# WORK REQUIRED
Locate each line with the string "icon" in the listing below and copy it.

[[ GIVEN DATA, beginning ]]

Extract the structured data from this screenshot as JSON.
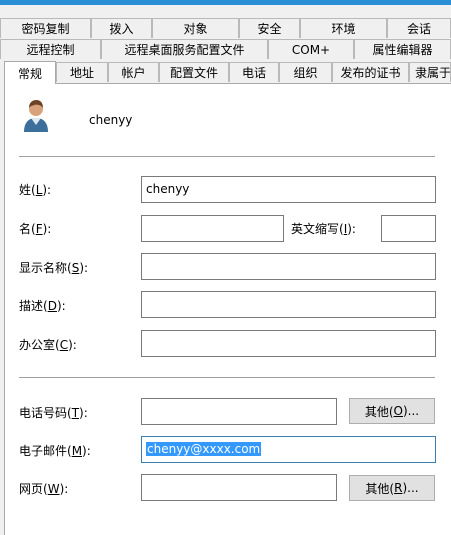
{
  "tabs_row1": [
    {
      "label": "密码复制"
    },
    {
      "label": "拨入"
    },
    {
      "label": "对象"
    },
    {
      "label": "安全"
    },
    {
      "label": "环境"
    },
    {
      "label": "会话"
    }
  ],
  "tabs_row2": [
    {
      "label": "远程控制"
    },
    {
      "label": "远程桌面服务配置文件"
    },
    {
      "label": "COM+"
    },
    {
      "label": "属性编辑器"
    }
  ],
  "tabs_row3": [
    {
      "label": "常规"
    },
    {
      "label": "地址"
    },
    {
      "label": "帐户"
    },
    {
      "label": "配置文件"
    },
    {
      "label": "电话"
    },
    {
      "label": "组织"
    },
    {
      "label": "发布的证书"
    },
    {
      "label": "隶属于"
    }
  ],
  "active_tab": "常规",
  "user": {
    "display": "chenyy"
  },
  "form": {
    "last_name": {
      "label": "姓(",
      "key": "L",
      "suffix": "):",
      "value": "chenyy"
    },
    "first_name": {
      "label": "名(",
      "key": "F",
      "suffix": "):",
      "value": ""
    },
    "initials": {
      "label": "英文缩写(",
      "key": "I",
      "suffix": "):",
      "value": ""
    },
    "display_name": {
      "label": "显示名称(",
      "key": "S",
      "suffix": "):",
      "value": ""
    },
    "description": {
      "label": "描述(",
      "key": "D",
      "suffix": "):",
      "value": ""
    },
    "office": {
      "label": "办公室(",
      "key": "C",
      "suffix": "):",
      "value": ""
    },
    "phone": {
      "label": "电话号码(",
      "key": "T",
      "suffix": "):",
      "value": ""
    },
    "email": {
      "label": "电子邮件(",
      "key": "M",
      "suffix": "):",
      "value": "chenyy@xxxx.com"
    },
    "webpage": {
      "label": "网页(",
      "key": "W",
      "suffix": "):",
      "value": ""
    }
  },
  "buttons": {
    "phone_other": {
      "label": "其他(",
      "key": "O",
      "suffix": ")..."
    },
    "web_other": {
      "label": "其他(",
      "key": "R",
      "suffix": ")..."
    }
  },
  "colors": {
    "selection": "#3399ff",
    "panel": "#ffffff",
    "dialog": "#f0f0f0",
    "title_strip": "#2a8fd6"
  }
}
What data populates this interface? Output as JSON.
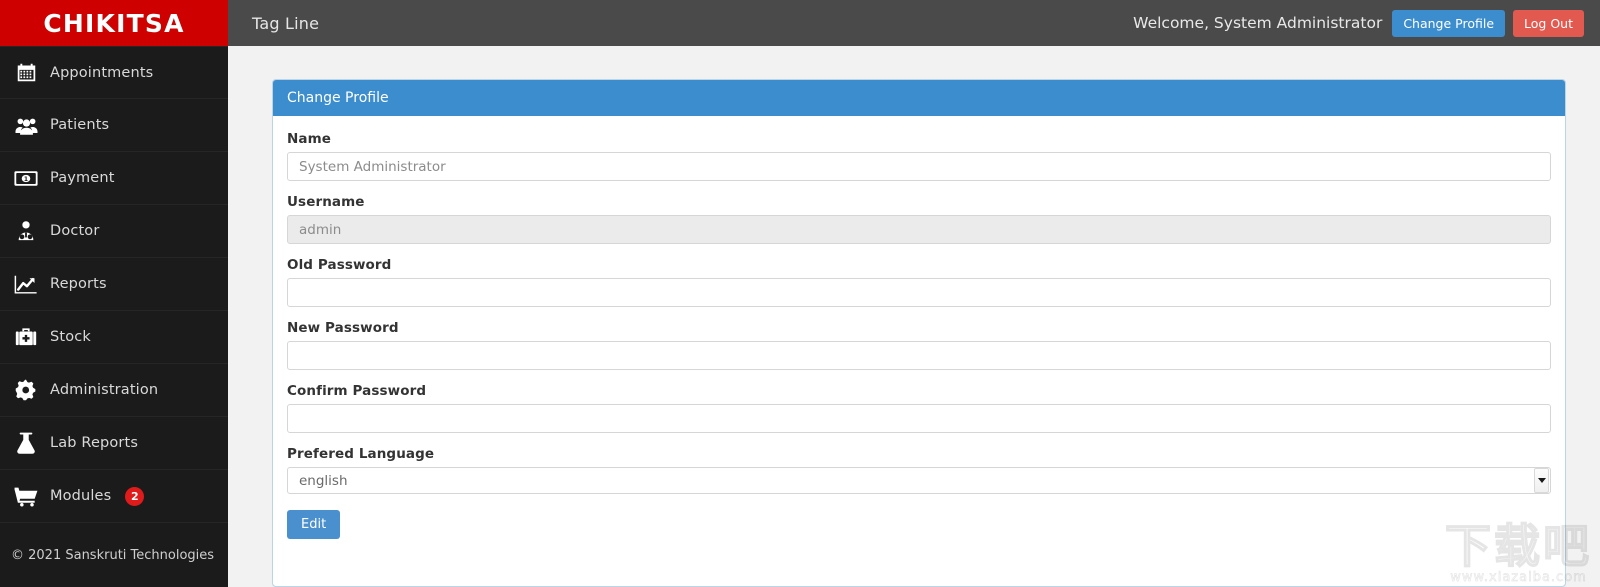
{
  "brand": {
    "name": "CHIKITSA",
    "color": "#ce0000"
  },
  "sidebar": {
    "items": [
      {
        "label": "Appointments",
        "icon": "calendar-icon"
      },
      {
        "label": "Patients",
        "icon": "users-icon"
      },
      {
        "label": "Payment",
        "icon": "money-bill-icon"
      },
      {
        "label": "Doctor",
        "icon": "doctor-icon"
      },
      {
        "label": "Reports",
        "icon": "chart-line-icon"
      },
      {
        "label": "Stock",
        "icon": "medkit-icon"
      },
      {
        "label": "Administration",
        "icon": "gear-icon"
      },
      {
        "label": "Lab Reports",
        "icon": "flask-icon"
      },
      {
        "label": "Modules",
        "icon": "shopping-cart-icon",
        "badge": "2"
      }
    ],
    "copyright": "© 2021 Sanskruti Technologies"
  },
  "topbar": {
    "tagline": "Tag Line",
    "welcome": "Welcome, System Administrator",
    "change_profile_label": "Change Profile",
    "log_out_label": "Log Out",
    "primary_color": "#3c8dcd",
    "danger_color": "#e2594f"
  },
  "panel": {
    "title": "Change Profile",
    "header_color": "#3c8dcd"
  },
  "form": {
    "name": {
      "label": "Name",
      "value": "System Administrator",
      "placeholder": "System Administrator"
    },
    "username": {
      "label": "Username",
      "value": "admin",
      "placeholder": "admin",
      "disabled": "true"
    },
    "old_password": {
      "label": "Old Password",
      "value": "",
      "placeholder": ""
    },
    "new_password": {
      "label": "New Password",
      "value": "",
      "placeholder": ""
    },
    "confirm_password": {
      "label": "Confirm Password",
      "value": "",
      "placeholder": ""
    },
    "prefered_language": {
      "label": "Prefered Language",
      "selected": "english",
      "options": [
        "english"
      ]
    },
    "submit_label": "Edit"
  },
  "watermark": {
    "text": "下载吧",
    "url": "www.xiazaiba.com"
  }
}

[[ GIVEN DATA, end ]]

# ANSWER BOX
        "icon": "calendar-icon"
        "icon": "users-icon"
        "icon": "money-bill-icon"
        "icon": "doctor-icon"
        "icon": "chart-line-icon"
        "icon": "medkit-icon"
        "icon": "gear-icon"
        "icon": "flask-icon"
        "icon": "shopping-cart-icon",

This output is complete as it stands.